Stored entries

....

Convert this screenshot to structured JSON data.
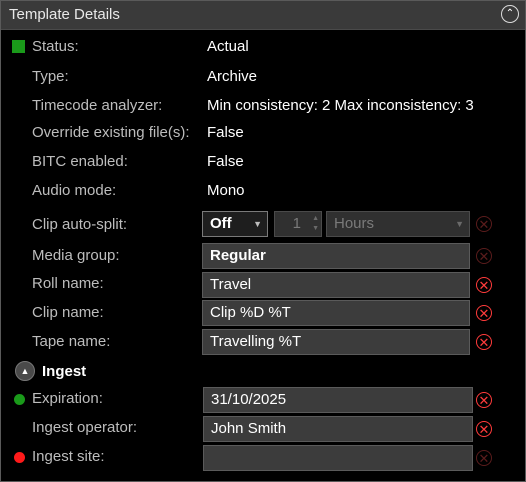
{
  "header": {
    "title": "Template Details",
    "collapse_glyph": "⌃"
  },
  "rows": {
    "status": {
      "label": "Status:",
      "value": "Actual",
      "indicator_color": "#1a9a1a"
    },
    "type": {
      "label": "Type:",
      "value": "Archive"
    },
    "timecode": {
      "label": "Timecode analyzer:",
      "value": "Min consistency: 2 Max inconsistency: 3"
    },
    "override": {
      "label": "Override existing file(s):",
      "value": "False"
    },
    "bitc": {
      "label": "BITC enabled:",
      "value": "False"
    },
    "audio": {
      "label": "Audio mode:",
      "value": "Mono"
    }
  },
  "clip_split": {
    "label": "Clip auto-split:",
    "mode": "Off",
    "count": "1",
    "unit": "Hours"
  },
  "media_group": {
    "label": "Media group:",
    "value": "Regular"
  },
  "roll_name": {
    "label": "Roll name:",
    "value": "Travel"
  },
  "clip_name": {
    "label": "Clip name:",
    "value": "Clip %D %T"
  },
  "tape_name": {
    "label": "Tape name:",
    "value": "Travelling %T"
  },
  "ingest": {
    "title": "Ingest",
    "expand_glyph": "▲",
    "expiration": {
      "label": "Expiration:",
      "value": "31/10/2025",
      "indicator_color": "#1a9a1a"
    },
    "operator": {
      "label": "Ingest operator:",
      "value": "John Smith"
    },
    "site": {
      "label": "Ingest site:",
      "value": "",
      "indicator_color": "#ff1a1a"
    }
  },
  "icons": {
    "clear": "✕",
    "dropdown": "▼",
    "spin_up": "▲",
    "spin_down": "▼"
  }
}
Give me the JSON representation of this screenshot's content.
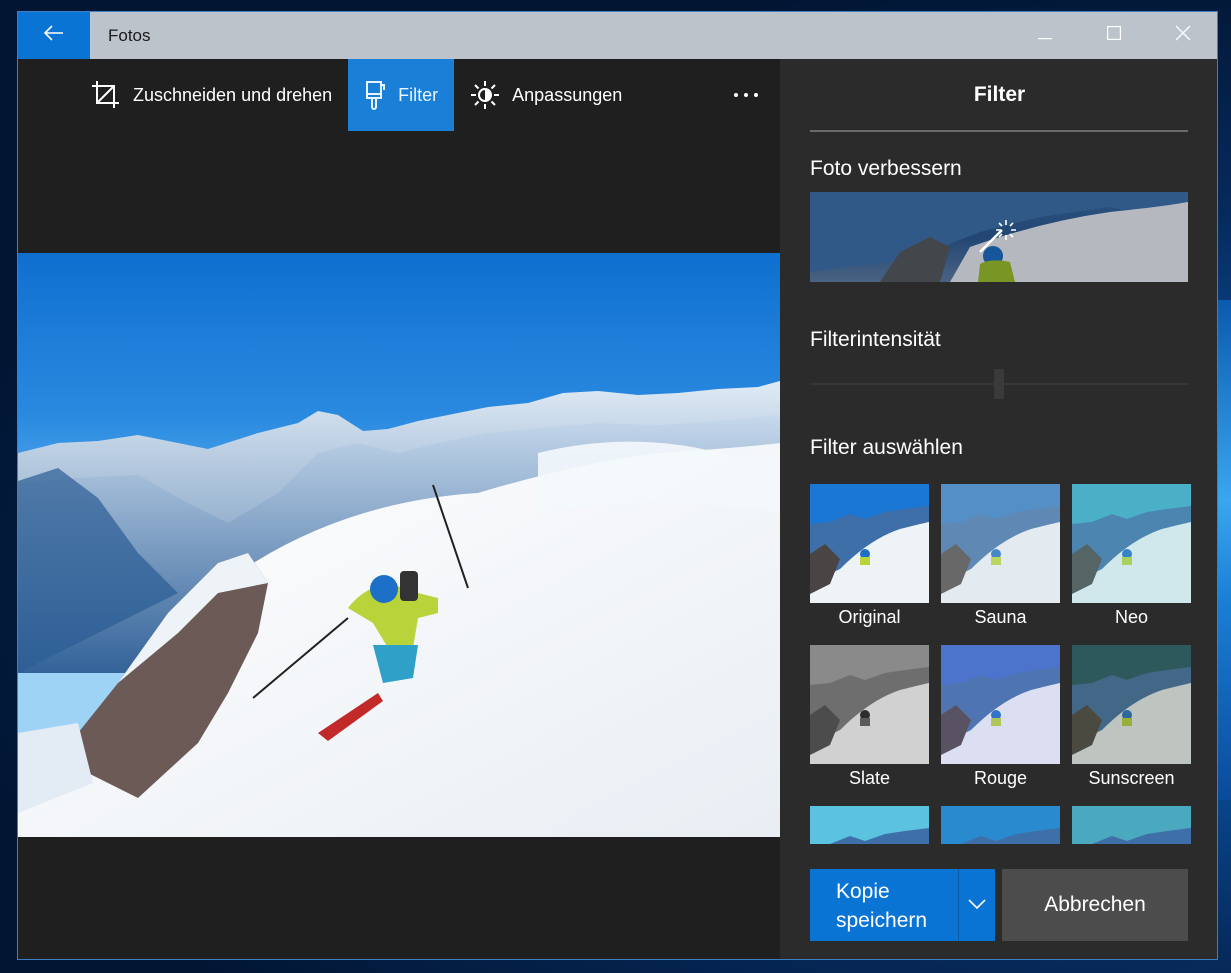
{
  "window": {
    "title": "Fotos",
    "back_icon": "arrow-left-icon",
    "controls": [
      "minimize-icon",
      "maximize-icon",
      "close-icon"
    ]
  },
  "toolbar": {
    "items": [
      {
        "label": "Zuschneiden und drehen",
        "icon": "crop-rotate-icon",
        "active": false
      },
      {
        "label": "Filter",
        "icon": "paintbrush-icon",
        "active": true
      },
      {
        "label": "Anpassungen",
        "icon": "brightness-icon",
        "active": false
      }
    ],
    "more_icon": "more-ellipsis-icon"
  },
  "panel": {
    "title": "Filter",
    "enhance": {
      "label": "Foto verbessern",
      "icon": "magic-wand-icon"
    },
    "intensity": {
      "label": "Filterintensität",
      "value_fraction": 0.5,
      "enabled": false
    },
    "filters": {
      "label": "Filter auswählen",
      "items": [
        {
          "name": "Original",
          "selected": true
        },
        {
          "name": "Sauna",
          "selected": false
        },
        {
          "name": "Neo",
          "selected": false
        },
        {
          "name": "Slate",
          "selected": false
        },
        {
          "name": "Rouge",
          "selected": false
        },
        {
          "name": "Sunscreen",
          "selected": false
        },
        {
          "name": "",
          "selected": false
        },
        {
          "name": "",
          "selected": false
        },
        {
          "name": "",
          "selected": false
        }
      ]
    },
    "save": {
      "line1": "Kopie",
      "line2": "speichern",
      "dropdown_icon": "chevron-down-icon"
    },
    "cancel": "Abbrechen"
  },
  "colors": {
    "accent": "#0a74d4",
    "active_tool": "#1a7fd6",
    "titlebar": "#bcc3cb",
    "panel_bg": "#2b2b2b",
    "editor_bg": "#1f1f1f",
    "cancel_bg": "#4c4c4c"
  }
}
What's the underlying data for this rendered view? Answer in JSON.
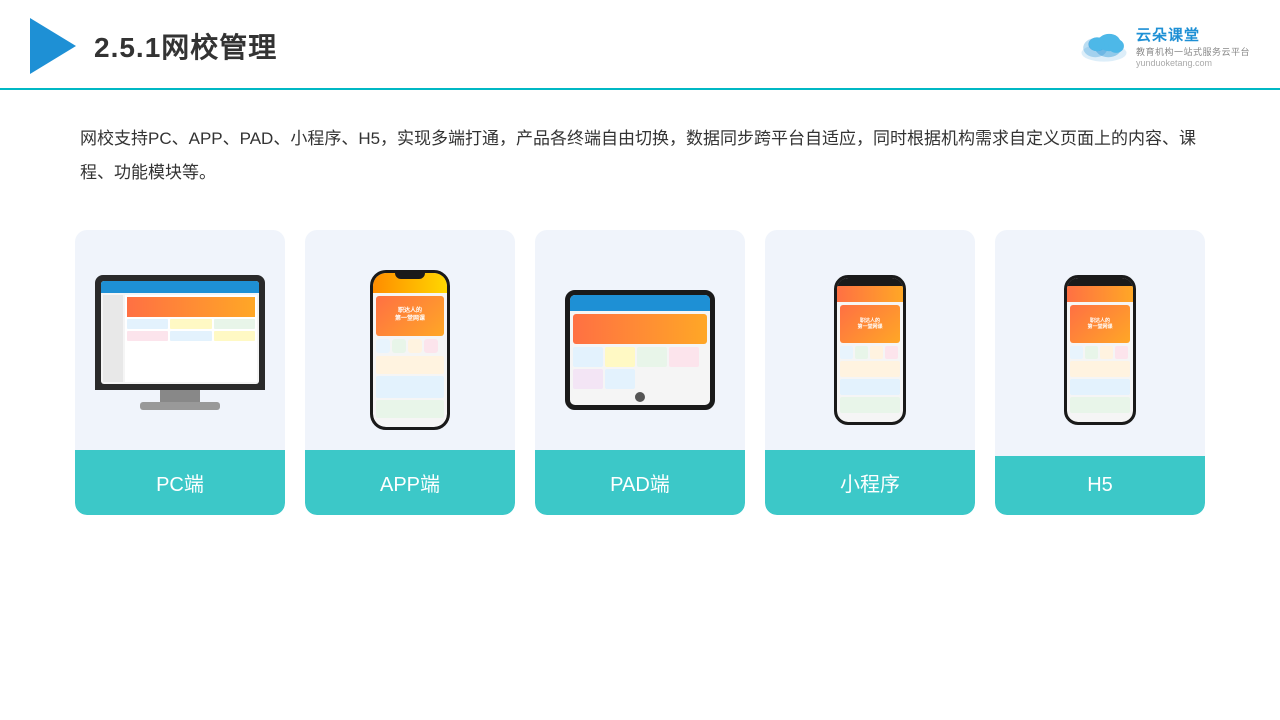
{
  "header": {
    "title": "2.5.1网校管理",
    "logo_main": "云朵课堂",
    "logo_sub": "教育机构一站式服务云平台",
    "logo_domain": "yunduoketang.com"
  },
  "description": {
    "text": "网校支持PC、APP、PAD、小程序、H5，实现多端打通，产品各终端自由切换，数据同步跨平台自适应，同时根据机构需求自定义页面上的内容、课程、功能模块等。"
  },
  "cards": [
    {
      "id": "pc",
      "label": "PC端"
    },
    {
      "id": "app",
      "label": "APP端"
    },
    {
      "id": "pad",
      "label": "PAD端"
    },
    {
      "id": "miniprogram",
      "label": "小程序"
    },
    {
      "id": "h5",
      "label": "H5"
    }
  ],
  "colors": {
    "teal": "#3cc8c8",
    "blue": "#1e90d5",
    "card_bg": "#f0f4fb"
  }
}
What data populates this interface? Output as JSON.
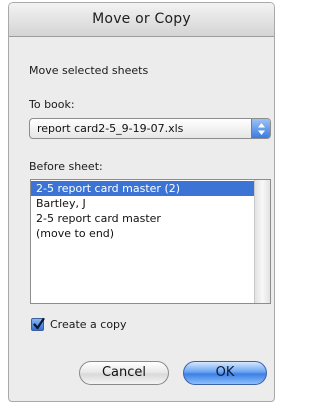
{
  "dialog": {
    "title": "Move or Copy",
    "instruction": "Move selected sheets",
    "to_book_label": "To book:",
    "to_book_value": "report card2-5_9-19-07.xls",
    "before_sheet_label": "Before sheet:",
    "sheets": [
      {
        "label": "2-5 report card master (2)",
        "selected": true
      },
      {
        "label": "Bartley, J",
        "selected": false
      },
      {
        "label": "2-5 report card master",
        "selected": false
      },
      {
        "label": "(move to end)",
        "selected": false
      }
    ],
    "create_copy_label": "Create a copy",
    "create_copy_checked": true,
    "cancel_label": "Cancel",
    "ok_label": "OK"
  },
  "colors": {
    "selection": "#3c74d6",
    "accent": "#3d7fe4"
  }
}
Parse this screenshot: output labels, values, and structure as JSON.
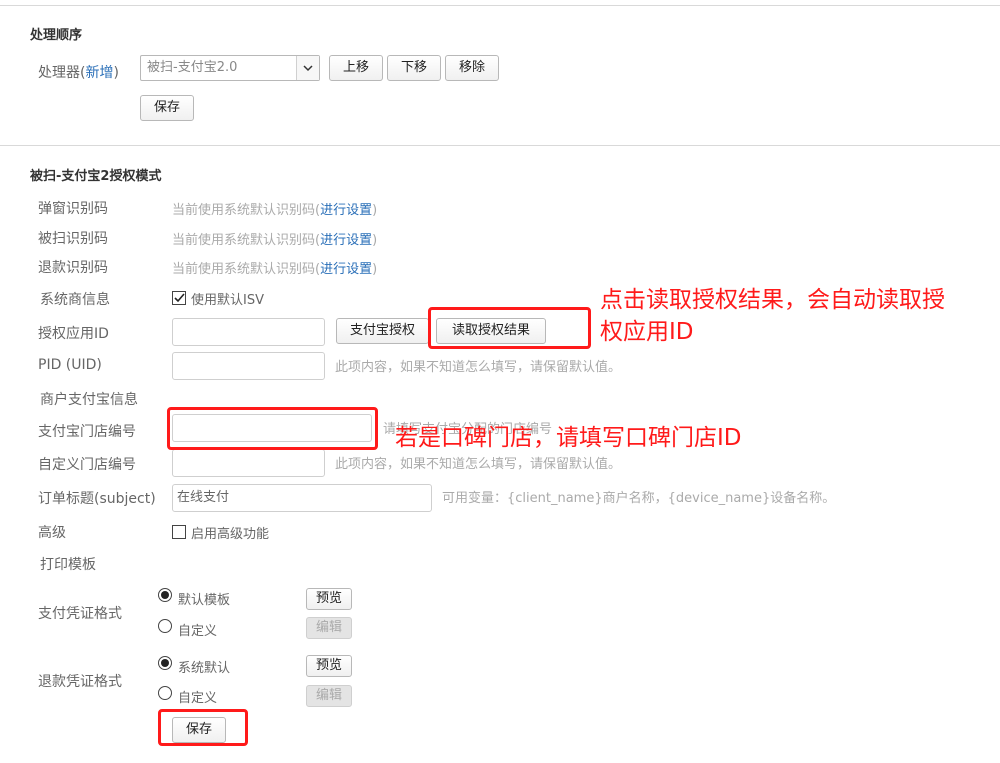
{
  "order_section": {
    "title": "处理顺序",
    "processor_label": "处理器(",
    "processor_add_link": "新增",
    "processor_label_end": ")",
    "processor_select_value": "被扫-支付宝2.0",
    "move_up": "上移",
    "move_down": "下移",
    "remove": "移除",
    "save": "保存"
  },
  "auth_section": {
    "title": "被扫-支付宝2授权模式",
    "rows": [
      {
        "label": "弹窗识别码",
        "text": "当前使用系统默认识别码(",
        "link": "进行设置",
        "end": ")"
      },
      {
        "label": "被扫识别码",
        "text": "当前使用系统默认识别码(",
        "link": "进行设置",
        "end": ")"
      },
      {
        "label": "退款识别码",
        "text": "当前使用系统默认识别码(",
        "link": "进行设置",
        "end": ")"
      }
    ],
    "isv_label": "系统商信息",
    "isv_checkbox_label": "使用默认ISV",
    "app_id_label": "授权应用ID",
    "app_id_value": "",
    "alipay_auth_button": "支付宝授权",
    "read_auth_button": "读取授权结果",
    "pid_label": "PID (UID)",
    "pid_value": "",
    "pid_hint": "此项内容，如果不知道怎么填写，请保留默认值。",
    "merchant_info_label": "商户支付宝信息",
    "store_no_label": "支付宝门店编号",
    "store_no_value": "",
    "store_no_hint": "请填写支付宝分配的门店编号",
    "custom_store_label": "自定义门店编号",
    "custom_store_value": "",
    "custom_store_hint": "此项内容，如果不知道怎么填写，请保留默认值。",
    "subject_label": "订单标题(subject)",
    "subject_value": "在线支付",
    "subject_hint": "可用变量：{client_name}商户名称，{device_name}设备名称。",
    "advanced_label": "高级",
    "advanced_checkbox_label": "启用高级功能",
    "print_template_label": "打印模板",
    "pay_voucher_label": "支付凭证格式",
    "pay_default_option": "默认模板",
    "pay_custom_option": "自定义",
    "refund_voucher_label": "退款凭证格式",
    "refund_default_option": "系统默认",
    "refund_custom_option": "自定义",
    "preview": "预览",
    "edit": "编辑",
    "save": "保存"
  },
  "annotations": {
    "read_auth_note_line1": "点击读取授权结果，会自动读取授",
    "read_auth_note_line2": "权应用ID",
    "store_note": "若是口碑门店，请填写口碑门店ID",
    "color": "#ff1a1a"
  }
}
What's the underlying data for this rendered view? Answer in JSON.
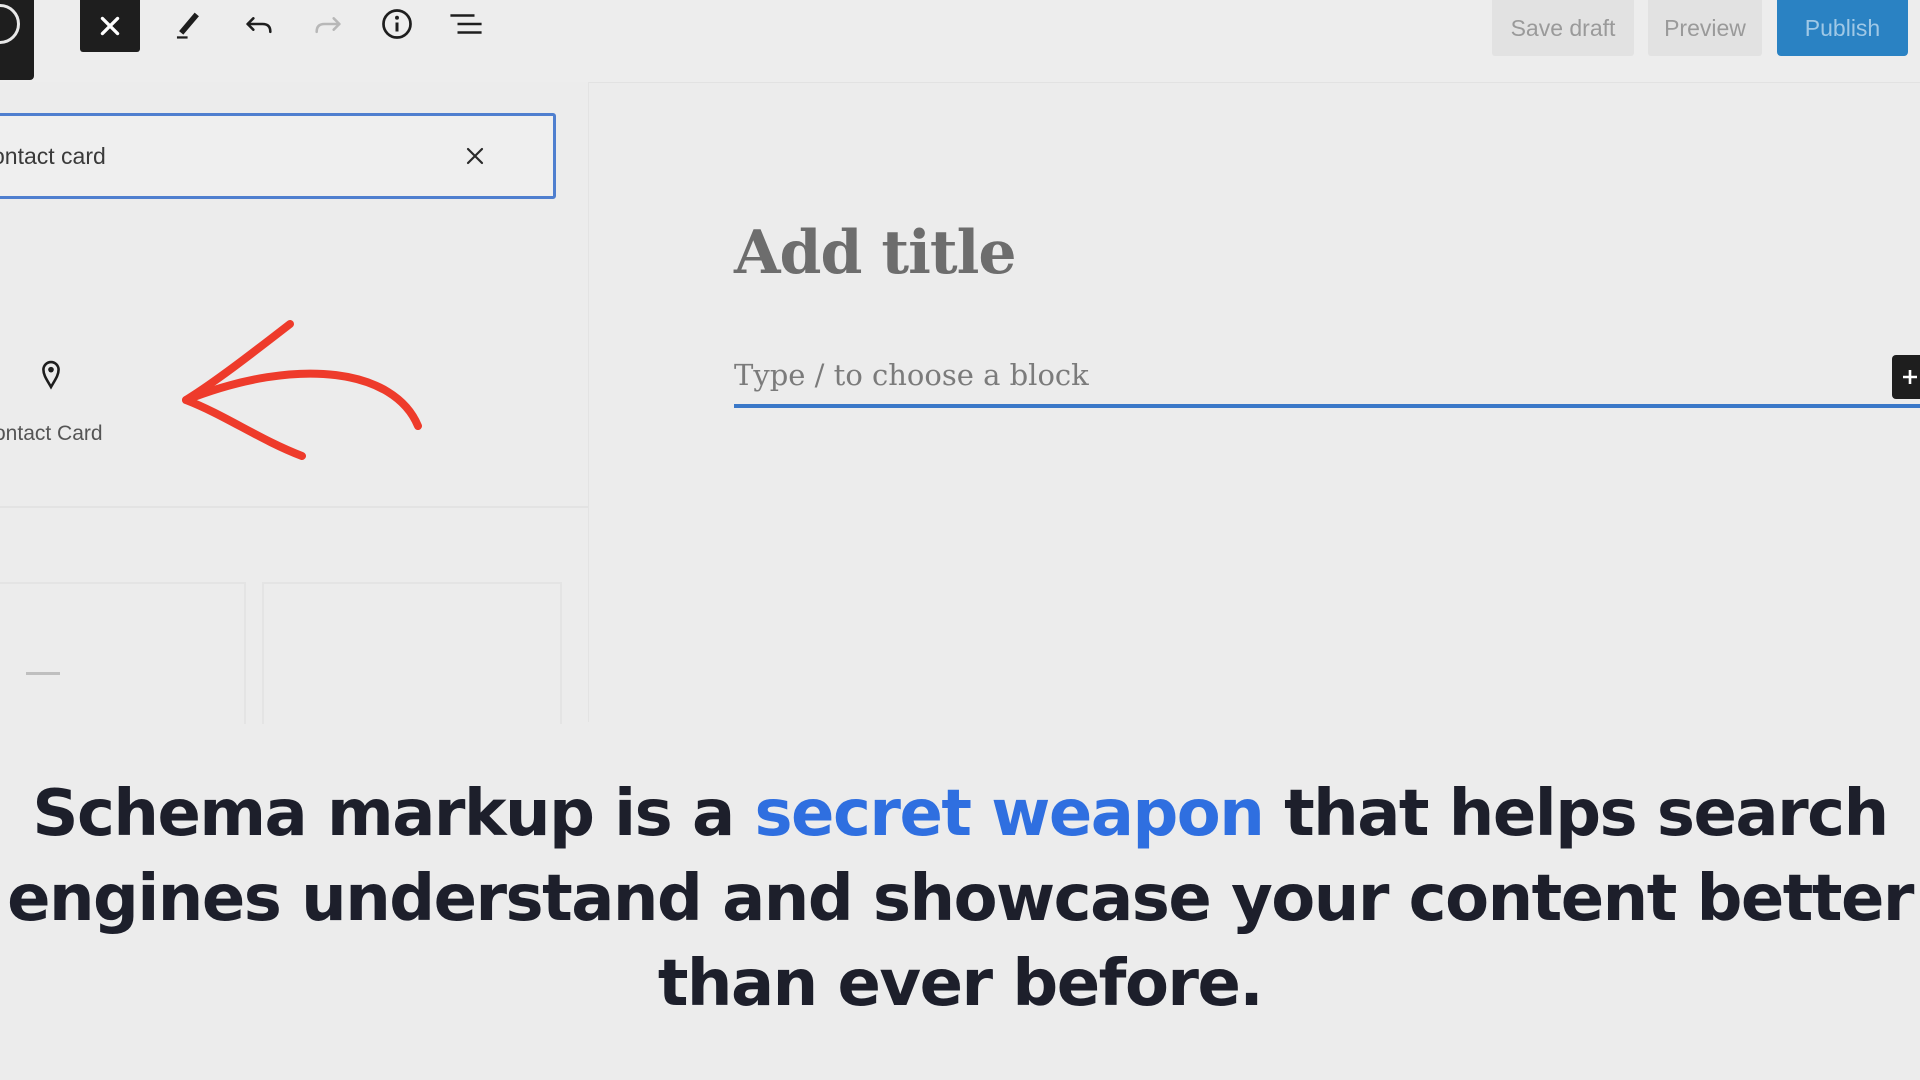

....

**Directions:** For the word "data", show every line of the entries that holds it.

**Task output:**
Convert this screenshot to structured JSON data.
What's the underlying data for this rendered view? Answer in JSON.
What data populates this interface? Output as JSON.
What's the underlying data for this rendered view? Answer in JSON.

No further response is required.